__What is needed__
Would you reproduce every record exactly, leaving out the pictures?

== Exercise material ==

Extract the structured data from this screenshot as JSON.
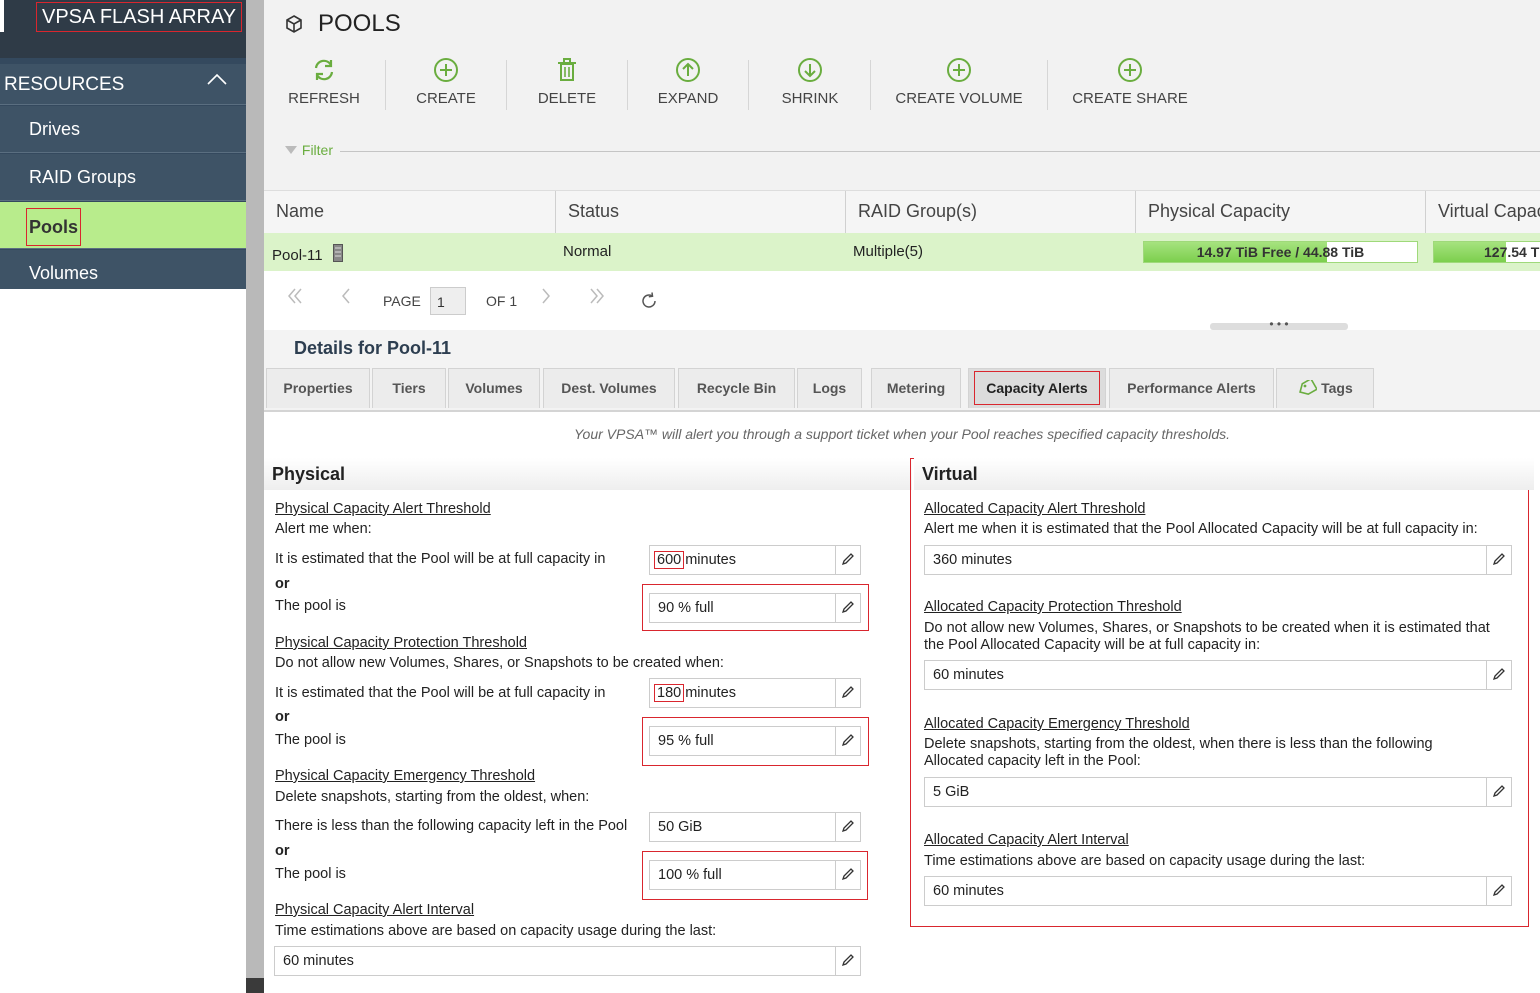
{
  "sidebar": {
    "brand": "VPSA FLASH ARRAY",
    "section": "RESOURCES",
    "items": [
      {
        "label": "Drives"
      },
      {
        "label": "RAID Groups"
      },
      {
        "label": "Pools"
      },
      {
        "label": "Volumes"
      }
    ]
  },
  "page": {
    "title": "POOLS"
  },
  "toolbar": {
    "refresh": "REFRESH",
    "create": "CREATE",
    "delete": "DELETE",
    "expand": "EXPAND",
    "shrink": "SHRINK",
    "create_volume": "CREATE VOLUME",
    "create_share": "CREATE SHARE"
  },
  "filter": {
    "label": "Filter"
  },
  "grid": {
    "columns": [
      "Name",
      "Status",
      "RAID Group(s)",
      "Physical Capacity",
      "Virtual Capac"
    ],
    "row": {
      "name": "Pool-11",
      "status": "Normal",
      "raid_groups": "Multiple(5)",
      "physical_capacity": "14.97 TiB Free / 44.88 TiB",
      "physical_used_fraction": 0.67,
      "virtual_capacity": "127.54 T",
      "virtual_used_fraction": 0.6
    }
  },
  "pager": {
    "page_label": "PAGE",
    "page": "1",
    "of_label": "OF 1"
  },
  "details": {
    "title": "Details for Pool-11",
    "tabs": [
      "Properties",
      "Tiers",
      "Volumes",
      "Dest. Volumes",
      "Recycle Bin",
      "Logs",
      "Metering",
      "Capacity Alerts",
      "Performance Alerts",
      "Tags"
    ],
    "note": "Your VPSA™ will alert you through a support ticket when your Pool reaches specified capacity thresholds."
  },
  "physical": {
    "heading": "Physical",
    "alert_title": "Physical Capacity Alert Threshold",
    "alert_desc": "Alert me when:",
    "estimated_label": "It is estimated that the Pool will be at full capacity in",
    "alert_minutes": "600",
    "minutes_unit": "minutes",
    "or": "or",
    "pool_is_label": "The pool is",
    "alert_full": "90 % full",
    "protection_title": "Physical Capacity Protection Threshold",
    "protection_desc": "Do not allow new Volumes, Shares, or Snapshots to be created when:",
    "protection_minutes": "180",
    "protection_full": "95 % full",
    "emergency_title": "Physical Capacity Emergency Threshold",
    "emergency_desc": "Delete snapshots, starting from the oldest, when:",
    "emergency_less_label": "There is less than the following capacity left in the Pool",
    "emergency_capacity": "50 GiB",
    "emergency_full": "100 % full",
    "interval_title": "Physical Capacity Alert Interval",
    "interval_desc": "Time estimations above are based on capacity usage during the last:",
    "interval_value": "60 minutes"
  },
  "virtual": {
    "heading": "Virtual",
    "alert_title": "Allocated Capacity Alert Threshold",
    "alert_desc": "Alert me when it is estimated that the Pool Allocated Capacity will be at full capacity in:",
    "alert_value": "360 minutes",
    "protection_title": "Allocated Capacity Protection Threshold",
    "protection_desc_1": "Do not allow new Volumes, Shares, or Snapshots to be created when it is estimated that",
    "protection_desc_2": "the Pool Allocated Capacity will be at full capacity in:",
    "protection_value": "60 minutes",
    "emergency_title": "Allocated Capacity Emergency Threshold",
    "emergency_desc_1": "Delete snapshots, starting from the oldest, when there is less than the following",
    "emergency_desc_2": "Allocated capacity left in the Pool:",
    "emergency_value": "5 GiB",
    "interval_title": "Allocated Capacity Alert Interval",
    "interval_desc": "Time estimations above are based on capacity usage during the last:",
    "interval_value": "60 minutes"
  },
  "colors": {
    "sidebar_bg": "#34495e",
    "active_nav": "#b8ec8c",
    "accent_green": "#6aad3f",
    "row_highlight": "#dbf3c9",
    "annotation_red": "#d9262e"
  }
}
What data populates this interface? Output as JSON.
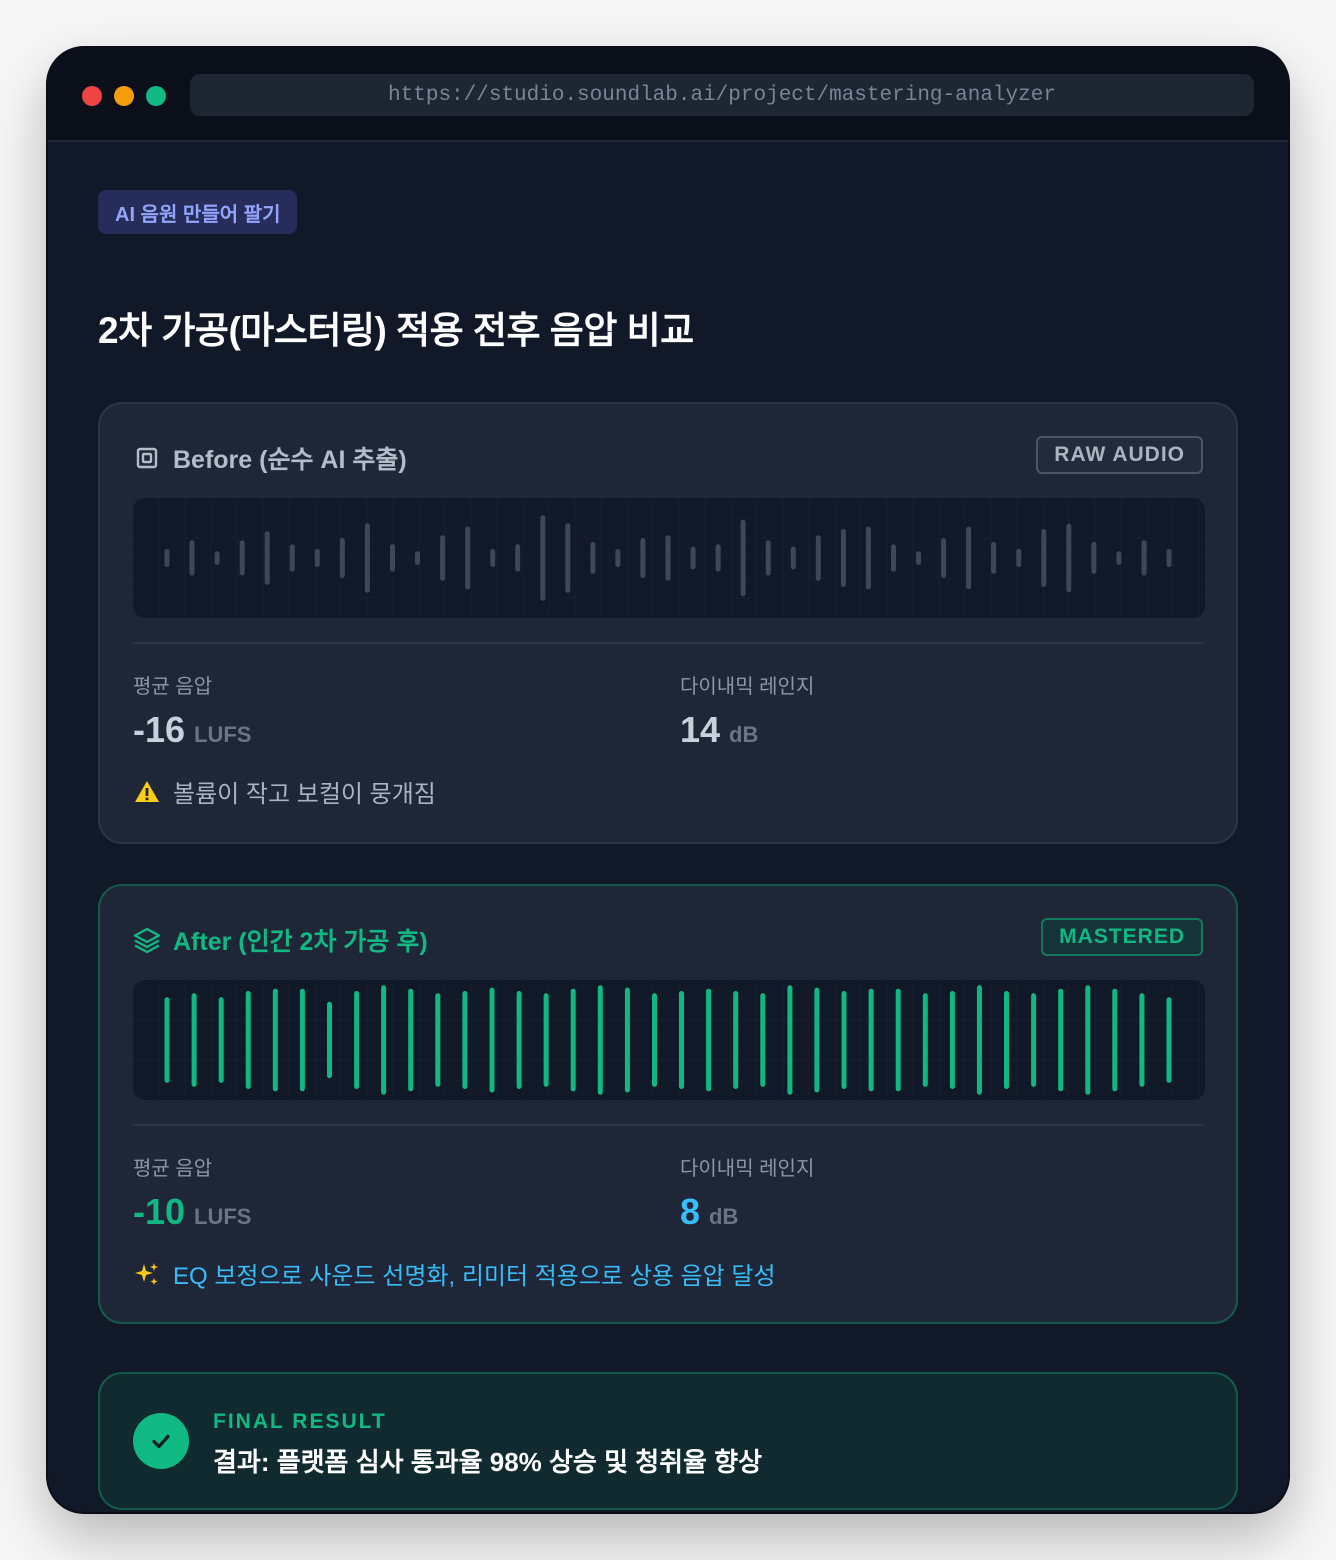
{
  "browser": {
    "url": "https://studio.soundlab.ai/project/mastering-analyzer"
  },
  "tag": "AI 음원 만들어 팔기",
  "title": "2차 가공(마스터링) 적용 전후 음압 비교",
  "before": {
    "heading": "Before (순수 AI 추출)",
    "icon": "cpu-icon",
    "badge": "RAW AUDIO",
    "loudness_label": "평균 음압",
    "loudness_value": "-16",
    "loudness_unit": "LUFS",
    "dynamic_label": "다이내믹 레인지",
    "dynamic_value": "14",
    "dynamic_unit": "dB",
    "note_icon": "warning-icon",
    "note": "볼륨이 작고 보컬이 뭉개짐",
    "bar_color": "#3e4759",
    "bar_levels": [
      0.16,
      0.31,
      0.12,
      0.31,
      0.47,
      0.24,
      0.16,
      0.35,
      0.61,
      0.24,
      0.12,
      0.4,
      0.55,
      0.16,
      0.24,
      0.75,
      0.61,
      0.28,
      0.16,
      0.35,
      0.4,
      0.2,
      0.24,
      0.67,
      0.31,
      0.2,
      0.4,
      0.51,
      0.55,
      0.24,
      0.12,
      0.35,
      0.55,
      0.28,
      0.16,
      0.51,
      0.6,
      0.28,
      0.12,
      0.31,
      0.16
    ]
  },
  "after": {
    "heading": "After (인간 2차 가공 후)",
    "icon": "layers-icon",
    "badge": "MASTERED",
    "loudness_label": "평균 음압",
    "loudness_value": "-10",
    "loudness_unit": "LUFS",
    "dynamic_label": "다이내믹 레인지",
    "dynamic_value": "8",
    "dynamic_unit": "dB",
    "note_icon": "sparkles-icon",
    "note": "EQ 보정으로 사운드 선명화, 리미터 적용으로 상용 음압 달성",
    "bar_color": "#10b981",
    "bar_levels": [
      0.75,
      0.82,
      0.75,
      0.86,
      0.9,
      0.9,
      0.67,
      0.86,
      0.96,
      0.9,
      0.82,
      0.86,
      0.92,
      0.86,
      0.82,
      0.9,
      0.96,
      0.92,
      0.82,
      0.86,
      0.9,
      0.86,
      0.82,
      0.96,
      0.92,
      0.86,
      0.9,
      0.9,
      0.82,
      0.86,
      0.96,
      0.86,
      0.82,
      0.9,
      0.96,
      0.9,
      0.82,
      0.75
    ],
    "bar_count_note": ""
  },
  "final": {
    "label": "FINAL RESULT",
    "text": "결과: 플랫폼 심사 통과율 98% 상승 및 청취율 향상",
    "icon": "check-icon"
  }
}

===

__Response area__
Extract the structured data from this screenshot as JSON.
{
  "sidebar": {
    "brand": "VPSA FLASH ARRAY",
    "section": "RESOURCES",
    "items": [
      {
        "label": "Drives"
      },
      {
        "label": "RAID Groups"
      },
      {
        "label": "Pools"
      },
      {
        "label": "Volumes"
      }
    ]
  },
  "page": {
    "title": "POOLS"
  },
  "toolbar": {
    "refresh": "REFRESH",
    "create": "CREATE",
    "delete": "DELETE",
    "expand": "EXPAND",
    "shrink": "SHRINK",
    "create_volume": "CREATE VOLUME",
    "create_share": "CREATE SHARE"
  },
  "filter": {
    "label": "Filter"
  },
  "grid": {
    "columns": [
      "Name",
      "Status",
      "RAID Group(s)",
      "Physical Capacity",
      "Virtual Capac"
    ],
    "row": {
      "name": "Pool-11",
      "status": "Normal",
      "raid_groups": "Multiple(5)",
      "physical_capacity": "14.97 TiB Free / 44.88 TiB",
      "physical_used_fraction": 0.67,
      "virtual_capacity": "127.54 T",
      "virtual_used_fraction": 0.6
    }
  },
  "pager": {
    "page_label": "PAGE",
    "page": "1",
    "of_label": "OF 1"
  },
  "details": {
    "title": "Details for Pool-11",
    "tabs": [
      "Properties",
      "Tiers",
      "Volumes",
      "Dest. Volumes",
      "Recycle Bin",
      "Logs",
      "Metering",
      "Capacity Alerts",
      "Performance Alerts",
      "Tags"
    ],
    "note": "Your VPSA™ will alert you through a support ticket when your Pool reaches specified capacity thresholds."
  },
  "physical": {
    "heading": "Physical",
    "alert_title": "Physical Capacity Alert Threshold",
    "alert_desc": "Alert me when:",
    "estimated_label": "It is estimated that the Pool will be at full capacity in",
    "alert_minutes": "600",
    "minutes_unit": "minutes",
    "or": "or",
    "pool_is_label": "The pool is",
    "alert_full": "90 % full",
    "protection_title": "Physical Capacity Protection Threshold",
    "protection_desc": "Do not allow new Volumes, Shares, or Snapshots to be created when:",
    "protection_minutes": "180",
    "protection_full": "95 % full",
    "emergency_title": "Physical Capacity Emergency Threshold",
    "emergency_desc": "Delete snapshots, starting from the oldest, when:",
    "emergency_less_label": "There is less than the following capacity left in the Pool",
    "emergency_capacity": "50 GiB",
    "emergency_full": "100 % full",
    "interval_title": "Physical Capacity Alert Interval",
    "interval_desc": "Time estimations above are based on capacity usage during the last:",
    "interval_value": "60 minutes"
  },
  "virtual": {
    "heading": "Virtual",
    "alert_title": "Allocated Capacity Alert Threshold",
    "alert_desc": "Alert me when it is estimated that the Pool Allocated Capacity will be at full capacity in:",
    "alert_value": "360 minutes",
    "protection_title": "Allocated Capacity Protection Threshold",
    "protection_desc_1": "Do not allow new Volumes, Shares, or Snapshots to be created when it is estimated that",
    "protection_desc_2": "the Pool Allocated Capacity will be at full capacity in:",
    "protection_value": "60 minutes",
    "emergency_title": "Allocated Capacity Emergency Threshold",
    "emergency_desc_1": "Delete snapshots, starting from the oldest, when there is less than the following",
    "emergency_desc_2": "Allocated capacity left in the Pool:",
    "emergency_value": "5 GiB",
    "interval_title": "Allocated Capacity Alert Interval",
    "interval_desc": "Time estimations above are based on capacity usage during the last:",
    "interval_value": "60 minutes"
  },
  "colors": {
    "sidebar_bg": "#34495e",
    "active_nav": "#b8ec8c",
    "accent_green": "#6aad3f",
    "row_highlight": "#dbf3c9",
    "annotation_red": "#d9262e"
  }
}
What data populates this interface? Output as JSON.
{
  "browser": {
    "url": "https://studio.soundlab.ai/project/mastering-analyzer"
  },
  "tag": "AI 음원 만들어 팔기",
  "title": "2차 가공(마스터링) 적용 전후 음압 비교",
  "before": {
    "heading": "Before (순수 AI 추출)",
    "icon": "cpu-icon",
    "badge": "RAW AUDIO",
    "loudness_label": "평균 음압",
    "loudness_value": "-16",
    "loudness_unit": "LUFS",
    "dynamic_label": "다이내믹 레인지",
    "dynamic_value": "14",
    "dynamic_unit": "dB",
    "note_icon": "warning-icon",
    "note": "볼륨이 작고 보컬이 뭉개짐",
    "bar_color": "#3e4759",
    "bar_levels": [
      0.16,
      0.31,
      0.12,
      0.31,
      0.47,
      0.24,
      0.16,
      0.35,
      0.61,
      0.24,
      0.12,
      0.4,
      0.55,
      0.16,
      0.24,
      0.75,
      0.61,
      0.28,
      0.16,
      0.35,
      0.4,
      0.2,
      0.24,
      0.67,
      0.31,
      0.2,
      0.4,
      0.51,
      0.55,
      0.24,
      0.12,
      0.35,
      0.55,
      0.28,
      0.16,
      0.51,
      0.6,
      0.28,
      0.12,
      0.31,
      0.16
    ]
  },
  "after": {
    "heading": "After (인간 2차 가공 후)",
    "icon": "layers-icon",
    "badge": "MASTERED",
    "loudness_label": "평균 음압",
    "loudness_value": "-10",
    "loudness_unit": "LUFS",
    "dynamic_label": "다이내믹 레인지",
    "dynamic_value": "8",
    "dynamic_unit": "dB",
    "note_icon": "sparkles-icon",
    "note": "EQ 보정으로 사운드 선명화, 리미터 적용으로 상용 음압 달성",
    "bar_color": "#10b981",
    "bar_levels": [
      0.75,
      0.82,
      0.75,
      0.86,
      0.9,
      0.9,
      0.67,
      0.86,
      0.96,
      0.9,
      0.82,
      0.86,
      0.92,
      0.86,
      0.82,
      0.9,
      0.96,
      0.92,
      0.82,
      0.86,
      0.9,
      0.86,
      0.82,
      0.96,
      0.92,
      0.86,
      0.9,
      0.9,
      0.82,
      0.86,
      0.96,
      0.86,
      0.82,
      0.9,
      0.96,
      0.9,
      0.82,
      0.75
    ],
    "bar_count_note": ""
  },
  "final": {
    "label": "FINAL RESULT",
    "text": "결과: 플랫폼 심사 통과율 98% 상승 및 청취율 향상",
    "icon": "check-icon"
  }
}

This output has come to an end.